▸ Records supplied
○ ○ ○ ○ ○ ○ ○
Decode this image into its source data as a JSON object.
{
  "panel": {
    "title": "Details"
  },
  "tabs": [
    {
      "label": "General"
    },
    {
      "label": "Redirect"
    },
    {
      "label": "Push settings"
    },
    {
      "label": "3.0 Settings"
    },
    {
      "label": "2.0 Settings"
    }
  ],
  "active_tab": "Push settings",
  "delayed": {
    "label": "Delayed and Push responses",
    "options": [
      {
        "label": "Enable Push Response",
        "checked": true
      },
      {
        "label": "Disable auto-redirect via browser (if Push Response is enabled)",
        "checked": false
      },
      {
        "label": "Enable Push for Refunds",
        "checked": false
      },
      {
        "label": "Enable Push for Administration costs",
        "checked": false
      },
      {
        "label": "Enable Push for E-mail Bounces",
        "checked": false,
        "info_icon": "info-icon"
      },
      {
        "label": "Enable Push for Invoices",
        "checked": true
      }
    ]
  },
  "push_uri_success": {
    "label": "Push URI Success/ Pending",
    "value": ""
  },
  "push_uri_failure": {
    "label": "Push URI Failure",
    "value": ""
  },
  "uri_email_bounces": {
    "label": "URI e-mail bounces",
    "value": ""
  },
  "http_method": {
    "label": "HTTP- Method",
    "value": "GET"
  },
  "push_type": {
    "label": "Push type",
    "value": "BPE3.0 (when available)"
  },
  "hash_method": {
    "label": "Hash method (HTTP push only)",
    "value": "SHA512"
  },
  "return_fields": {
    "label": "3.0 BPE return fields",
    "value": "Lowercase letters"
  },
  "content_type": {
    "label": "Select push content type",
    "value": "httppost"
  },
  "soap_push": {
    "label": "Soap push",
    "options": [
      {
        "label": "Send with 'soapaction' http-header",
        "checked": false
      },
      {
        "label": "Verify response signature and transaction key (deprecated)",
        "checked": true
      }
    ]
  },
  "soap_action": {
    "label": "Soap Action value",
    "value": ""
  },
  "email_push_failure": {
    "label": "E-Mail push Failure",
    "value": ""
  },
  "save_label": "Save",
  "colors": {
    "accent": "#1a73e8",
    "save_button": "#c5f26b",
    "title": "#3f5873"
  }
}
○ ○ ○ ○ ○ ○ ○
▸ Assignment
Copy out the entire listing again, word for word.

▸ Task response
Decode this image into its source data as a JSON object.
{
  "panel": {
    "title": "Details"
  },
  "tabs": [
    {
      "label": "General"
    },
    {
      "label": "Redirect"
    },
    {
      "label": "Push settings"
    },
    {
      "label": "3.0 Settings"
    },
    {
      "label": "2.0 Settings"
    }
  ],
  "active_tab": "Push settings",
  "delayed": {
    "label": "Delayed and Push responses",
    "options": [
      {
        "label": "Enable Push Response",
        "checked": true
      },
      {
        "label": "Disable auto-redirect via browser (if Push Response is enabled)",
        "checked": false
      },
      {
        "label": "Enable Push for Refunds",
        "checked": false
      },
      {
        "label": "Enable Push for Administration costs",
        "checked": false
      },
      {
        "label": "Enable Push for E-mail Bounces",
        "checked": false,
        "info_icon": "info-icon"
      },
      {
        "label": "Enable Push for Invoices",
        "checked": true
      }
    ]
  },
  "push_uri_success": {
    "label": "Push URI Success/ Pending",
    "value": ""
  },
  "push_uri_failure": {
    "label": "Push URI Failure",
    "value": ""
  },
  "uri_email_bounces": {
    "label": "URI e-mail bounces",
    "value": ""
  },
  "http_method": {
    "label": "HTTP- Method",
    "value": "GET"
  },
  "push_type": {
    "label": "Push type",
    "value": "BPE3.0 (when available)"
  },
  "hash_method": {
    "label": "Hash method (HTTP push only)",
    "value": "SHA512"
  },
  "return_fields": {
    "label": "3.0 BPE return fields",
    "value": "Lowercase letters"
  },
  "content_type": {
    "label": "Select push content type",
    "value": "httppost"
  },
  "soap_push": {
    "label": "Soap push",
    "options": [
      {
        "label": "Send with 'soapaction' http-header",
        "checked": false
      },
      {
        "label": "Verify response signature and transaction key (deprecated)",
        "checked": true
      }
    ]
  },
  "soap_action": {
    "label": "Soap Action value",
    "value": ""
  },
  "email_push_failure": {
    "label": "E-Mail push Failure",
    "value": ""
  },
  "save_label": "Save",
  "colors": {
    "accent": "#1a73e8",
    "save_button": "#c5f26b",
    "title": "#3f5873"
  }
}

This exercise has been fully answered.